Nikola believes production would begin this year. Now, commercialization has been pushed back to 2021, a year before the Nikola Two is scheduled to go to market. Nikola has already been taking reservations for its NZT.

The Reckless, a military-grade UTV, which appears to be a heavier-duty extension of the NZT. Company representatives noted that the Reckless’ advantages are primarily in stealth. The UTV makes less noise compared to a diesel-powered UTV, it has almost no heat signature (especially if it’s operated in either the remote-control or autonomous modes, without a human in the passenger seat), and it can be fully submerged in water. It’s unclear whether the company has a contract to sell these to the military yet.

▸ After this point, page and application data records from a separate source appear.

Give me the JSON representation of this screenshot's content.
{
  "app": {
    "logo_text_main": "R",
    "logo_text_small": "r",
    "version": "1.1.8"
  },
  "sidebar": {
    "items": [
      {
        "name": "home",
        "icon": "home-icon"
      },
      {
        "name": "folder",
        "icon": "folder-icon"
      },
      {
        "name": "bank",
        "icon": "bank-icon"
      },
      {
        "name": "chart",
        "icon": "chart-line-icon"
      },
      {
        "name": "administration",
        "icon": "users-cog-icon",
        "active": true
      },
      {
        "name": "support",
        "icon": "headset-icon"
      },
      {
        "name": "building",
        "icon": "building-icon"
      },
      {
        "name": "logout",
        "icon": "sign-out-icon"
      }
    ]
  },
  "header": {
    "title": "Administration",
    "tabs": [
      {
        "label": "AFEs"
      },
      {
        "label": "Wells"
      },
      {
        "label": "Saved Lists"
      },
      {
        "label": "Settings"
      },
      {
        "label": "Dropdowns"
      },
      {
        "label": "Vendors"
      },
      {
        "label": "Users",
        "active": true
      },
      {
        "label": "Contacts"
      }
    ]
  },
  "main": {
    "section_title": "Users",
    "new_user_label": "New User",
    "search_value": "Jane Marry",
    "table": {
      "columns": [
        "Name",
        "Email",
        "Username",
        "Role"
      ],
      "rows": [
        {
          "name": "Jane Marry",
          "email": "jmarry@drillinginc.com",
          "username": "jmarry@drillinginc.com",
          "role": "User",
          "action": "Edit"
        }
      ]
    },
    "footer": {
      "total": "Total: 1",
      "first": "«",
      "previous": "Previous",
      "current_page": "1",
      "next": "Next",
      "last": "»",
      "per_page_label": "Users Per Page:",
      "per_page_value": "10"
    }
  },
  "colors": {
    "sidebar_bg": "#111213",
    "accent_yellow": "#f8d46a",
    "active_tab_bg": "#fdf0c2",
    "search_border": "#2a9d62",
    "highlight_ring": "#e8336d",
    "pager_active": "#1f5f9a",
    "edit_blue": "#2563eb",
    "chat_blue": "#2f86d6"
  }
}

The Water Adventure Vehicle (WAV), a jet ski with no emissions and little noise pollution. The WAV will have zero environmental impact (which is not true of any battery-powered vehicle) and will have zero emissions. With an electric powertrain, it could avoid any oil or gasoline spillage into the water and could avoid releasing fossil-fuel emissions into the air and water. Currently, you can reserve one online with no money down at

The WAV has a sleek design modeled after sportbikes. It has angular LED headlights upfront, an LED light bar in the rear, and a cool pass-through beneath the steering column. It also has a 12-inch 4K digital display that would integrate technology such as over-the-air updates and cruise control.

Like the NZT, the WAV is set for commercialization in 2021. The WAV is rumored to have a 12-inch 4K display that is apparently fully submersible. Reservations for the WAV opened up last night.

Fuel Cells and Our Water for Hydrogen Vehicles

GM Fuel Cell Vehicle Hydrogren car Nikola

My take on hydrogen fuel cells and what innovation is doing to resolve any water supply issues. The biggest problem for hydrogen fuel-cell cars has been where to get a plentiful, affordable supply of hydrogen that doesn’t contribute to greenhouse gas emissions.

Now scientists may have come up with what some have called the holy grail of clean transportation: a way to create hydrogen affordably from seawater.

The salt in seawater has been problematic for electrolyzers that separate hydrogen and oxygen atoms from water molecules because it quickly corrodes the electrolyzer’s anode. Desalinating seawater before putting it through an electrolyzer is too costly. Most hydrogen is made by splitting methane, which results in large amounts of leftover carbon dioxide, the primary gas scientists have associated with global warming.

As in lithium batteries, the solution is in a new type of catalyst coating the anode.

Electrolyzing seawater to create hydrogen for fuel-cells solves an obvious problem with today’s electrolysis: the supply of freshwater, which is already constrained in many parts of the world, often including Southern California, the home to most fuel-cell cars in the U.S.

The breakthrough doesn’t solve all the challenges of hydrogen cars, such as developing a sustainable and affordable distribution network for hydrogen. But if it makes electrolysis viable using renewable energy, it could make the rest of the challenges worth solving.

To read more about Nikola Motor Company, visit